(Data to examine Opens)

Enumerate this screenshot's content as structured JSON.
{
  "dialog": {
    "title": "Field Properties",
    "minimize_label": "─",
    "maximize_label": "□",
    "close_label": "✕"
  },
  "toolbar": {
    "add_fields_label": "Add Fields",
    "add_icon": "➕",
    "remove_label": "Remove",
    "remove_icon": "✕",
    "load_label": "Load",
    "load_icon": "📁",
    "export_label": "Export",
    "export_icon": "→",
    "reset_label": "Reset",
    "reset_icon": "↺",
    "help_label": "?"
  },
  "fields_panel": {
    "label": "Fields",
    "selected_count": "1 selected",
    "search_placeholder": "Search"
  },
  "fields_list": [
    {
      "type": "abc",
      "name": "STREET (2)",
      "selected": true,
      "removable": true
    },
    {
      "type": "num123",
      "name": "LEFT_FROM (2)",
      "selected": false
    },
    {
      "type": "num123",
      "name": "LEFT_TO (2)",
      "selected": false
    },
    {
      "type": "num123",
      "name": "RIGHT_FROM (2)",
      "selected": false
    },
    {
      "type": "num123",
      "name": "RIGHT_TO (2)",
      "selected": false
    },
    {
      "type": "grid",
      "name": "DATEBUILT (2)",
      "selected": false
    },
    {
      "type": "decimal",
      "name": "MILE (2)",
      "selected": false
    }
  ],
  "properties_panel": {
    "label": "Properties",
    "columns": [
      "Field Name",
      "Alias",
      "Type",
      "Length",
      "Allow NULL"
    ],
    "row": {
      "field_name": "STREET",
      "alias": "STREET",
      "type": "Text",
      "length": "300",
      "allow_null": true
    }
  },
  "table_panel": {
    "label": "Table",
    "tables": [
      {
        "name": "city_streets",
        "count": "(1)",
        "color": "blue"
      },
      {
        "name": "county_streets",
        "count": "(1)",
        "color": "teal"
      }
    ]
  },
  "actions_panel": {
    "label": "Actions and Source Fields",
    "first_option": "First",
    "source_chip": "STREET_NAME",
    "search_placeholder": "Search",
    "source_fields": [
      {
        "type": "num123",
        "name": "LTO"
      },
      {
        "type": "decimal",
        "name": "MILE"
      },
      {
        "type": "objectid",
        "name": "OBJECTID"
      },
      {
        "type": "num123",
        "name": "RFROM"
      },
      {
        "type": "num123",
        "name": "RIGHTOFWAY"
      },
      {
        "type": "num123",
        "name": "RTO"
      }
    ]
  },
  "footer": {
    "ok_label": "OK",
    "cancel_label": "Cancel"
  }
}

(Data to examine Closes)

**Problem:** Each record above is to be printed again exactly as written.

**Solution to the exercise:**
Enumerate this screenshot's content as structured JSON.
{
  "dialog": {
    "title": "Field Properties",
    "minimize_label": "─",
    "maximize_label": "□",
    "close_label": "✕"
  },
  "toolbar": {
    "add_fields_label": "Add Fields",
    "add_icon": "➕",
    "remove_label": "Remove",
    "remove_icon": "✕",
    "load_label": "Load",
    "load_icon": "📁",
    "export_label": "Export",
    "export_icon": "→",
    "reset_label": "Reset",
    "reset_icon": "↺",
    "help_label": "?"
  },
  "fields_panel": {
    "label": "Fields",
    "selected_count": "1 selected",
    "search_placeholder": "Search"
  },
  "fields_list": [
    {
      "type": "abc",
      "name": "STREET (2)",
      "selected": true,
      "removable": true
    },
    {
      "type": "num123",
      "name": "LEFT_FROM (2)",
      "selected": false
    },
    {
      "type": "num123",
      "name": "LEFT_TO (2)",
      "selected": false
    },
    {
      "type": "num123",
      "name": "RIGHT_FROM (2)",
      "selected": false
    },
    {
      "type": "num123",
      "name": "RIGHT_TO (2)",
      "selected": false
    },
    {
      "type": "grid",
      "name": "DATEBUILT (2)",
      "selected": false
    },
    {
      "type": "decimal",
      "name": "MILE (2)",
      "selected": false
    }
  ],
  "properties_panel": {
    "label": "Properties",
    "columns": [
      "Field Name",
      "Alias",
      "Type",
      "Length",
      "Allow NULL"
    ],
    "row": {
      "field_name": "STREET",
      "alias": "STREET",
      "type": "Text",
      "length": "300",
      "allow_null": true
    }
  },
  "table_panel": {
    "label": "Table",
    "tables": [
      {
        "name": "city_streets",
        "count": "(1)",
        "color": "blue"
      },
      {
        "name": "county_streets",
        "count": "(1)",
        "color": "teal"
      }
    ]
  },
  "actions_panel": {
    "label": "Actions and Source Fields",
    "first_option": "First",
    "source_chip": "STREET_NAME",
    "search_placeholder": "Search",
    "source_fields": [
      {
        "type": "num123",
        "name": "LTO"
      },
      {
        "type": "decimal",
        "name": "MILE"
      },
      {
        "type": "objectid",
        "name": "OBJECTID"
      },
      {
        "type": "num123",
        "name": "RFROM"
      },
      {
        "type": "num123",
        "name": "RIGHTOFWAY"
      },
      {
        "type": "num123",
        "name": "RTO"
      }
    ]
  },
  "footer": {
    "ok_label": "OK",
    "cancel_label": "Cancel"
  }
}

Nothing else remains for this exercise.